Start of Block

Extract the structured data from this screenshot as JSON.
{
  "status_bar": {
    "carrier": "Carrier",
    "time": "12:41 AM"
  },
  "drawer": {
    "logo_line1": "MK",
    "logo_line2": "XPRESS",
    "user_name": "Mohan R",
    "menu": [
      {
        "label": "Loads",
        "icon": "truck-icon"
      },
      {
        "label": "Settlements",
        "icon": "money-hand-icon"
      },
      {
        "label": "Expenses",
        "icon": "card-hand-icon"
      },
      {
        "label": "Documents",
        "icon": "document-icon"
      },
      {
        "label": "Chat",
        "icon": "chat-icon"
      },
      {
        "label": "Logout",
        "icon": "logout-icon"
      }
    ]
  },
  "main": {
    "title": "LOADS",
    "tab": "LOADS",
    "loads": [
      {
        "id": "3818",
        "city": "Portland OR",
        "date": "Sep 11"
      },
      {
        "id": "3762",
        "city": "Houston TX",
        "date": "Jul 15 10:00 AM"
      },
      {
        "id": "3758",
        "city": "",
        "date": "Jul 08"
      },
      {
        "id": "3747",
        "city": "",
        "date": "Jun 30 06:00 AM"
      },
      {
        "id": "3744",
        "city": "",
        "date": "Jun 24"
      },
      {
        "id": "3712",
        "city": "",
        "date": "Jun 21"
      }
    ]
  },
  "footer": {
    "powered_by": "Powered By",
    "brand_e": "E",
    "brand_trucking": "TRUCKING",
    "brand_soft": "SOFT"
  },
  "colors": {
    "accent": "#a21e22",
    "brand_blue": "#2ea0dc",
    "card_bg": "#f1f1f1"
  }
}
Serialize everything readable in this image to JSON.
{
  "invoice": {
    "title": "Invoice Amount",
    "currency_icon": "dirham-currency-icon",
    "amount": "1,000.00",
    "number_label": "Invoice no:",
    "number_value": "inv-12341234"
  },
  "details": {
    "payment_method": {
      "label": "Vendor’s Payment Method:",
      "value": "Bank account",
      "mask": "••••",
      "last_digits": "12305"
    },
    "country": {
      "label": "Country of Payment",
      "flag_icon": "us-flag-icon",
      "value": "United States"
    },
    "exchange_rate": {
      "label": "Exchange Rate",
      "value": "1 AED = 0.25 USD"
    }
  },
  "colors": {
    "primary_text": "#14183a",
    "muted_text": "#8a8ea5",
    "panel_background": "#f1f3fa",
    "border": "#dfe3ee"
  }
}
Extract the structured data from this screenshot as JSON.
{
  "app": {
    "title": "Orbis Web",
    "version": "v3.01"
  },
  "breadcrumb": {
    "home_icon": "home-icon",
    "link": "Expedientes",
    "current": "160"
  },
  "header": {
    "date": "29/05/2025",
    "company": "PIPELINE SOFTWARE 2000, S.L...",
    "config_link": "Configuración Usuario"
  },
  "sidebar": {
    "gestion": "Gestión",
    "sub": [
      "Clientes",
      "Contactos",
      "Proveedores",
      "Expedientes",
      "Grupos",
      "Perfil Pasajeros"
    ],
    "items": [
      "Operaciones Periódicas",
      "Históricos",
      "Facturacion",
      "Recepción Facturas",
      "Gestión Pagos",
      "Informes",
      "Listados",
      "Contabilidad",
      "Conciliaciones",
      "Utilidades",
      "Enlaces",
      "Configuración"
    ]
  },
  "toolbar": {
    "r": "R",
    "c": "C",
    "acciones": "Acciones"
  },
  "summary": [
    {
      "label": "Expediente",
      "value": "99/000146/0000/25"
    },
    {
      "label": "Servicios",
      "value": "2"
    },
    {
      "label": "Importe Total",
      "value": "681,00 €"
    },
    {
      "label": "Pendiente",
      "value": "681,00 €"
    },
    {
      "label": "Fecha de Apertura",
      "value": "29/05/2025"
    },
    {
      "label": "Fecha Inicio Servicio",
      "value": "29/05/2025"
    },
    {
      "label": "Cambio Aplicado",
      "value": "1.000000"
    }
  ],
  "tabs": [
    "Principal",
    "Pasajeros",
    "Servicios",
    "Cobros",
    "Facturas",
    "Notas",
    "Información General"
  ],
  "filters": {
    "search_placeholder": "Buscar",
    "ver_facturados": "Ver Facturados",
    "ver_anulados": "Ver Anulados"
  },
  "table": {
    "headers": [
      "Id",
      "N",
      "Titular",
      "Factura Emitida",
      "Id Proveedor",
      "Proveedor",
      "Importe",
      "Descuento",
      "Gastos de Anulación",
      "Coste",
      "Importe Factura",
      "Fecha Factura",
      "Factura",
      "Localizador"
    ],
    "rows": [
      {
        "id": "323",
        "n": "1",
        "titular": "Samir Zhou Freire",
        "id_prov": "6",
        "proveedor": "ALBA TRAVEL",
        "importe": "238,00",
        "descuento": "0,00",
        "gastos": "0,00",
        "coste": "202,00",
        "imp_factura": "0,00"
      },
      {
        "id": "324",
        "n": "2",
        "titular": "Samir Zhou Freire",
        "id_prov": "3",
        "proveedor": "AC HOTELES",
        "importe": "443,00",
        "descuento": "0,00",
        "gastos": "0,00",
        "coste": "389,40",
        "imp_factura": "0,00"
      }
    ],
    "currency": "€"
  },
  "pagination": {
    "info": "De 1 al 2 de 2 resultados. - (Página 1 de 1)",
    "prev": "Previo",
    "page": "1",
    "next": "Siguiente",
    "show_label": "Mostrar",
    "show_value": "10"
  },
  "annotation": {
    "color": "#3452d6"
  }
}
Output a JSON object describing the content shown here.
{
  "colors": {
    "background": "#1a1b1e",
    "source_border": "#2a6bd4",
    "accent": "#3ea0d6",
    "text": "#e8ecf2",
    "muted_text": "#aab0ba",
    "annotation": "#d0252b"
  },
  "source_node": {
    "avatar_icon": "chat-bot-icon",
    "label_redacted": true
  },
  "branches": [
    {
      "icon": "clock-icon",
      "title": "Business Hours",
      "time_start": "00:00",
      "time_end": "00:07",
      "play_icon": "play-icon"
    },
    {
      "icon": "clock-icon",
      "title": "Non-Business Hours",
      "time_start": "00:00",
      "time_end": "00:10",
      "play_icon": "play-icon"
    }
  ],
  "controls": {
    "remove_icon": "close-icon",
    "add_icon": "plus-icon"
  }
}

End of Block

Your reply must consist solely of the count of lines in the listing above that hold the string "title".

5